Crimson Gold (Jafar Panahi, 2003)
I'm pretty sure this is the first Iranian film I've ever seen, and it's certainly a striking introduction to the cinema of that region. At first glance this film seems aimless and almost inert, but it paints a slowly building portrait of both one man's inner torment and the dehumanizing life of the working class in Tehran. Panahi uses some stunning long takes and sometimes interminable scenes to illustrate the combination of boredom and mistreatment that leads to the breakdown of soldier-turned-pizza delivery guy Hussein. Even just the scenes of Hussein and his hoodlum buddy riding their motorbike through the tangled traffic paint a revealing picture of everyday life in a city that's an uneasy combination of opulence and oppression.
The Return (Andrei Zvyagintsev, 2003)
Some review that I can no longer place described this movie as a collection of Russian film cliches, and that's essentially what it is. Not that some of it doesn't work - Zvyagintsev creates an effective air of melancholic mystery, and the stark cinematography is often beautiful - but this is a film that delights in being obtuse for no apparent reason, and after a while, when it became clear that the motivations and actions of the characters were not going to be explained, I just got exasperated. Somewhere in here is a sort of interesting meditation on not appreciating what you have until it's gone, but it's buried under too many layers of obfuscation for me to much care.
The Wild Parrots of Telegraph Hill (Judy Irving, 2003)
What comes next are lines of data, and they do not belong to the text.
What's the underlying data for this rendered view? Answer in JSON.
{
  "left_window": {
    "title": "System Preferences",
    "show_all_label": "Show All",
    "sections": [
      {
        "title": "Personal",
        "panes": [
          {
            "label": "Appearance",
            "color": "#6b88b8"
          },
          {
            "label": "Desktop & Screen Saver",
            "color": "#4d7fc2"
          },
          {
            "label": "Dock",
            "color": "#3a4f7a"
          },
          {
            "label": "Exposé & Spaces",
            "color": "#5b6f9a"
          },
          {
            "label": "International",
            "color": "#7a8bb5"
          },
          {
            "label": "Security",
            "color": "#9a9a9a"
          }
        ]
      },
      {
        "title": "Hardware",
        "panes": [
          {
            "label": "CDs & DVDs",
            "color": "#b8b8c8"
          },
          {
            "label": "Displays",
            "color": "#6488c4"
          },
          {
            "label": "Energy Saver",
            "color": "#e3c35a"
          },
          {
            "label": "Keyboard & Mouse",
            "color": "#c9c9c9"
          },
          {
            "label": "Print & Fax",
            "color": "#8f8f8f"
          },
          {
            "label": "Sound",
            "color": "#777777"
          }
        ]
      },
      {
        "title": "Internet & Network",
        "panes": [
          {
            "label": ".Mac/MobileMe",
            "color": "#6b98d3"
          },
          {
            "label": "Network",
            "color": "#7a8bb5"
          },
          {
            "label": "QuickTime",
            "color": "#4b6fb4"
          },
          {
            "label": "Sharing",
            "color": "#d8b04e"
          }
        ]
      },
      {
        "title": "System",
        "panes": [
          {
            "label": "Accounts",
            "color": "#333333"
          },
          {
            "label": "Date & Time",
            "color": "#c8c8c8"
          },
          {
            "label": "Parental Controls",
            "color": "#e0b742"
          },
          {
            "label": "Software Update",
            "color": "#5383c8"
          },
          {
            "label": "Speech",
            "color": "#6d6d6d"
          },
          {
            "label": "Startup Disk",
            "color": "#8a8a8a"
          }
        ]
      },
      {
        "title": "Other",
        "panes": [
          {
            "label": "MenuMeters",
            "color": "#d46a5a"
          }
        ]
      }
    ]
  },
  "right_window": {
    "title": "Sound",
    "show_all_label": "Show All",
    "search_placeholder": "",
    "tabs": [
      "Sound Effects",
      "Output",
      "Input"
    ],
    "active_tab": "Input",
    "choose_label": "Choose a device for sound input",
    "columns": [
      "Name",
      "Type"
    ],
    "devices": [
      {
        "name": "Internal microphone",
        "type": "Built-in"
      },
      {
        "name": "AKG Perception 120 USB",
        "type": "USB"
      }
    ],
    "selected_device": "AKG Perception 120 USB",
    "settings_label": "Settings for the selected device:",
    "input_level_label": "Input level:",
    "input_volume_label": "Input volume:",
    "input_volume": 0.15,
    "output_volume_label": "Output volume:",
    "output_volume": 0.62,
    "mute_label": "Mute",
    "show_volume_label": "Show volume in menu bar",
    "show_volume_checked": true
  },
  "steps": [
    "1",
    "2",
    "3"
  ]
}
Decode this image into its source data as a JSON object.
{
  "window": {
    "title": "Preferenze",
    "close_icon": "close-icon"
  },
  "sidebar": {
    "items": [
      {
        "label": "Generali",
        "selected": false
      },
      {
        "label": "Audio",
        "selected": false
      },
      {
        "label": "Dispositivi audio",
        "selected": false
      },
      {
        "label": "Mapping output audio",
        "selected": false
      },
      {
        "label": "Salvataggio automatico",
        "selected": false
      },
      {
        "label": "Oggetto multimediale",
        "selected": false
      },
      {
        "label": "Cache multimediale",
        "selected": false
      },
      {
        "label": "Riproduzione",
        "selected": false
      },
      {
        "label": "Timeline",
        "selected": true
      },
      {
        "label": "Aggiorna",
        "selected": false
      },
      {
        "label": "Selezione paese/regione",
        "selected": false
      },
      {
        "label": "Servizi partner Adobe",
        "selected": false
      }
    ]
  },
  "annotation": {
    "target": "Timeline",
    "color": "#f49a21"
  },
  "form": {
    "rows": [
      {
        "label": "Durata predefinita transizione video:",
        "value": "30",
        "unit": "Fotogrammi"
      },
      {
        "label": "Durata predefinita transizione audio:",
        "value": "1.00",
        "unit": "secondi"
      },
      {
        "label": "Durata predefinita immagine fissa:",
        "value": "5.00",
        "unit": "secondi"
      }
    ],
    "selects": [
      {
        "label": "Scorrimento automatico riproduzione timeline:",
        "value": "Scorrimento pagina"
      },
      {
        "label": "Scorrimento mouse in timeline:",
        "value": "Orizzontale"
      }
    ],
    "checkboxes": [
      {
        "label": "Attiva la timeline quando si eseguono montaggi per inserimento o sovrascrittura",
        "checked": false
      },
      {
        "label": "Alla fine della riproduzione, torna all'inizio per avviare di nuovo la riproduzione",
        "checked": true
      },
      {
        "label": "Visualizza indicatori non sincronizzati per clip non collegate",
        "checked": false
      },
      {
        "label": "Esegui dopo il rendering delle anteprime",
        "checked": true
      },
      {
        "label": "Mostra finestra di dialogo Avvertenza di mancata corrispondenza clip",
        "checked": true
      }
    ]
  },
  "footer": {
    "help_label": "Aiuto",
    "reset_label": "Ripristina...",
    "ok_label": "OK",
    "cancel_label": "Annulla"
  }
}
It was interesting to watch this movie having seen Grizzly Man not all that long ago, because the subject of this film is really not much different from Timothy Treadwell, except that Treadwell got eaten by a bear so he's not around to defend himself. Really, though, Mark Bittner is about as nuts as Treadwell, and also has the potential to be as charismatic and endearing. The main difference is that his objects of obsession are parrots, who aren't particularly dangerous. He also communes with them in the middle of San Francisco rather than in the Alaskan wild, and the director of this documentary falls in love with her subject at the end of the film, while Werner Herzog listens to a tape of his subject's death throes. It's a rather fascinating dichotomy, especially given this film's sunny, cuddly tone. Despite the sense you get that Bittner may be completely bonkers, and the utterly annoying elevator-music score, this is a pleasant and entertaining movie that's hard to dislike, even if it feels more like a PBS special than a feature film.